Early Sunday morning in last night's dress, a warm bed in an large apartment at the end of Via Prenestina. The sun isn't up yet, Stephanie's eyes glowing like flares in the silent dark, waiting to be rescued. A half-dressed man asleep between us, empty bottles of Prosecco Spumante scattered across the wooden floors where the air smells of cigarette smoke and stone dust.
She gets up and
starts gathering her wrinkled clothes: a graphite pencil skirt, white
silk blouse, heels from Ferragamo. It's a long walk back but we have all
the time in the world and no one bothers us because it's too late or
maybe still too early.
"I have things to do tomorrow" she says,

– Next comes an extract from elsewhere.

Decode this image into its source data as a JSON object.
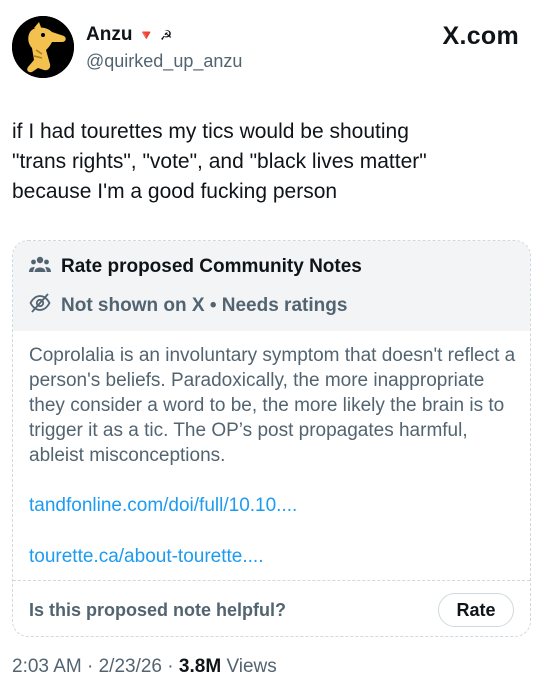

"will you be alright on your own?" She takes my hand in hers and we walk
past Catholic churches, ancient temples and fascist boulevards across
the river to her apartment above the little restaurant on the corner.
Five missed calls from Henry. He can wait until tomorrow.